- WHAT TO DO -
Check every line below for the string "Augmentation". Copy the ones that have it.

- DATA EXTRACT -
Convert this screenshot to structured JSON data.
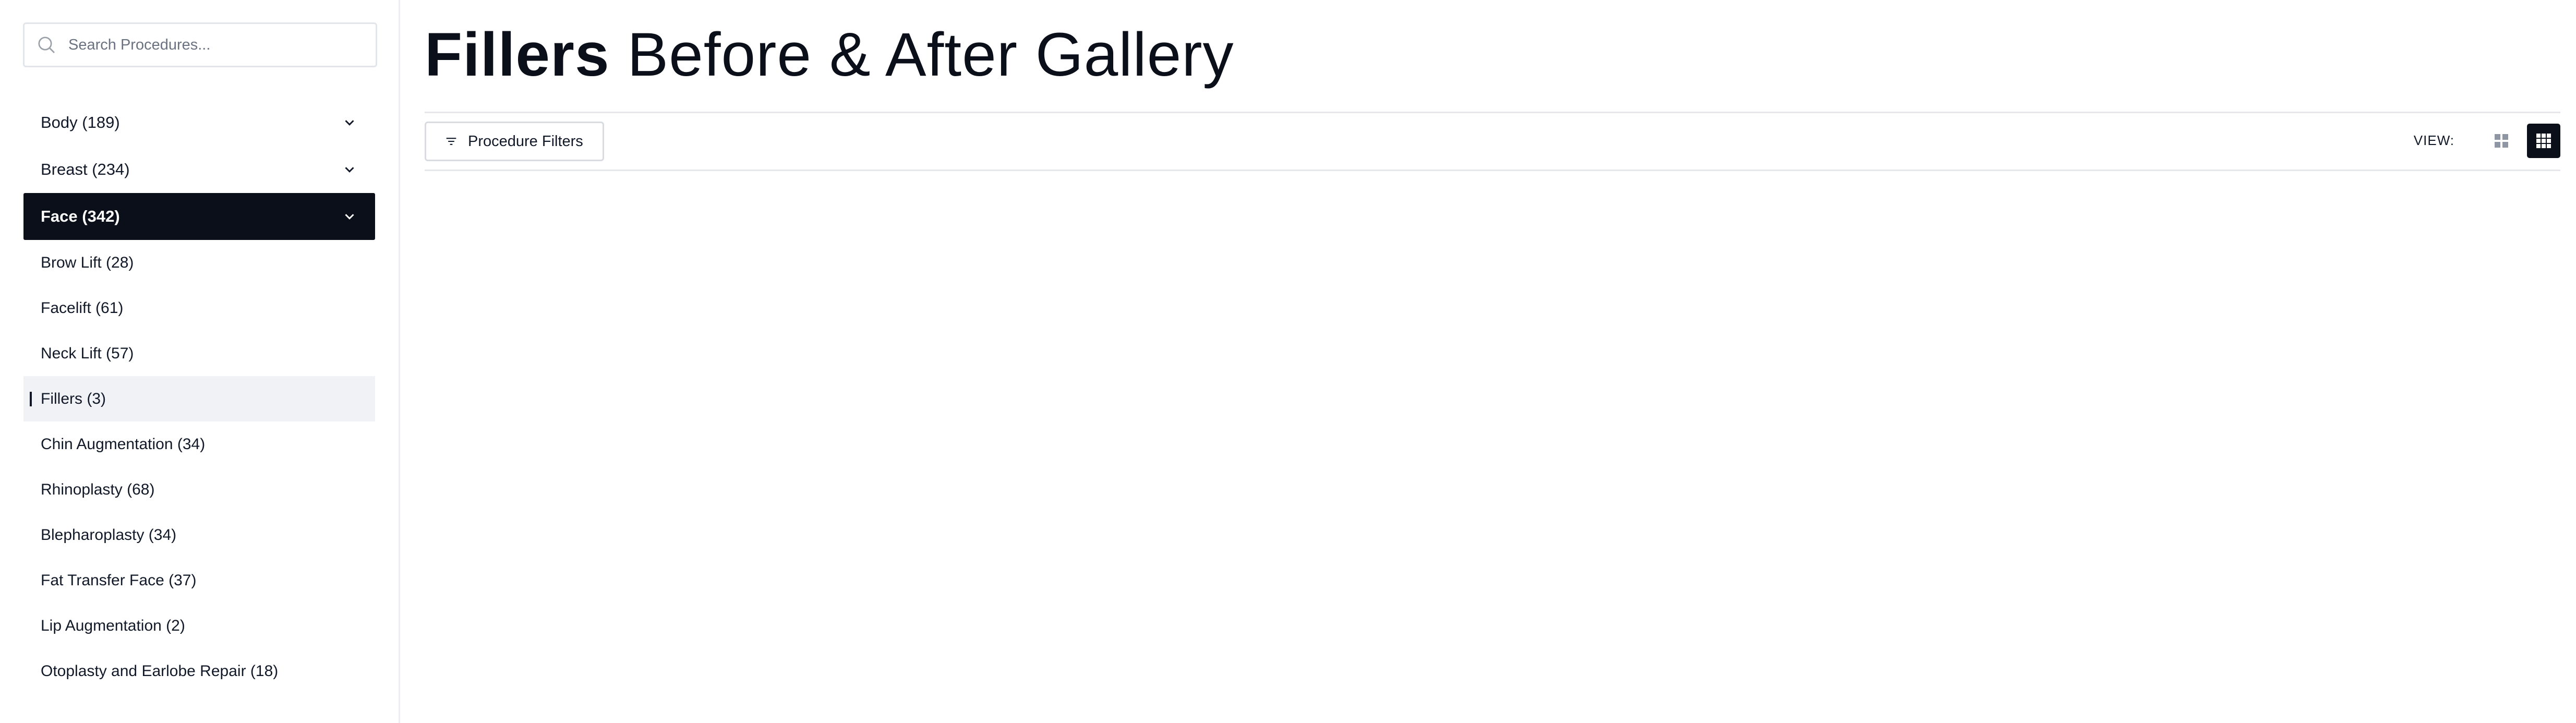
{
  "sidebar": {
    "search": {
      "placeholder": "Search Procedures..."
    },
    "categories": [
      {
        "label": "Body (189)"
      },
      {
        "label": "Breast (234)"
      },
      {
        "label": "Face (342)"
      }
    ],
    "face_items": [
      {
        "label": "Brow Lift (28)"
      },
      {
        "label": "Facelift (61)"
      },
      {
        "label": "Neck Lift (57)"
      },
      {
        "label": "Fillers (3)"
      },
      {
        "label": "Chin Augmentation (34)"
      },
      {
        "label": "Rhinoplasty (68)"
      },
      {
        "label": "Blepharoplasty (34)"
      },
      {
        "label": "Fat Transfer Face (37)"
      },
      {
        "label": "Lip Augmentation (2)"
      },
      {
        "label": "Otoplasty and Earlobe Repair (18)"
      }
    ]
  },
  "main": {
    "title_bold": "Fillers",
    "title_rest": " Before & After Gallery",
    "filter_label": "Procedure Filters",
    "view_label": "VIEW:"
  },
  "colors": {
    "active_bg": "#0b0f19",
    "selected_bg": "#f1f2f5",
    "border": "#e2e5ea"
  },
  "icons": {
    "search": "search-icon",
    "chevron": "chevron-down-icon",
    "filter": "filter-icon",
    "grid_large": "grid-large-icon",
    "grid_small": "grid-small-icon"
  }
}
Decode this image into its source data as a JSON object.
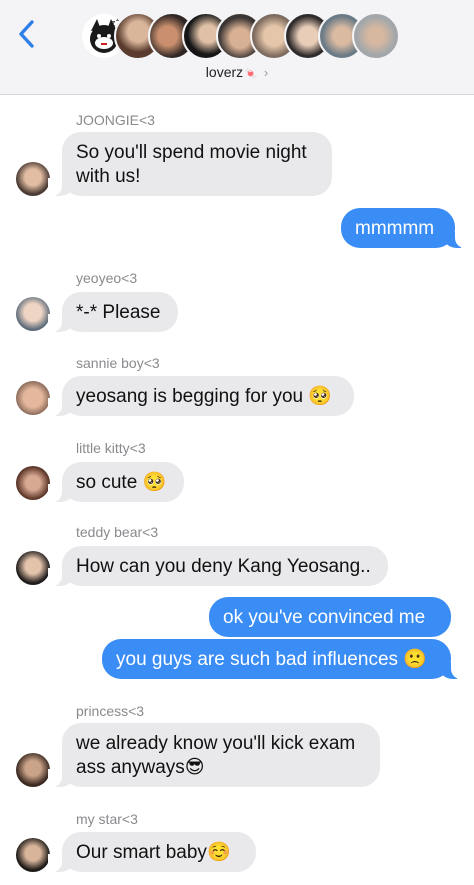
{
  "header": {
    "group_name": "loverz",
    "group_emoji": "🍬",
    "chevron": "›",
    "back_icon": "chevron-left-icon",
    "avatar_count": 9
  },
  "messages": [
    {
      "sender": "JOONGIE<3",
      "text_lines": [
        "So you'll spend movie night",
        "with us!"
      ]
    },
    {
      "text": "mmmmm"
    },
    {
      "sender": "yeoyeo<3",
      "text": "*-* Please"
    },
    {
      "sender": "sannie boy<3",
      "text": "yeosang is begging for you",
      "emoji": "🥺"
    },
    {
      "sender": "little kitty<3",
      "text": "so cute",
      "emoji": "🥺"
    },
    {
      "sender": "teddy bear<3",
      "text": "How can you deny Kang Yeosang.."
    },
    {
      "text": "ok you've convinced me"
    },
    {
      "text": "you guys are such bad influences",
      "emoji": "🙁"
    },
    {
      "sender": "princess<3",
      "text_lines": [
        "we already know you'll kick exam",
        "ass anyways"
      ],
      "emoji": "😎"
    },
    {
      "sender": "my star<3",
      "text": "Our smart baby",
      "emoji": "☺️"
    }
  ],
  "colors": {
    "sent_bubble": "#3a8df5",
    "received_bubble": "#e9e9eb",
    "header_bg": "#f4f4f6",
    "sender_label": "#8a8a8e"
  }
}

- ANSWER SPACE -
        "label": "Chin Augmentation (34)"
        "label": "Lip Augmentation (2)"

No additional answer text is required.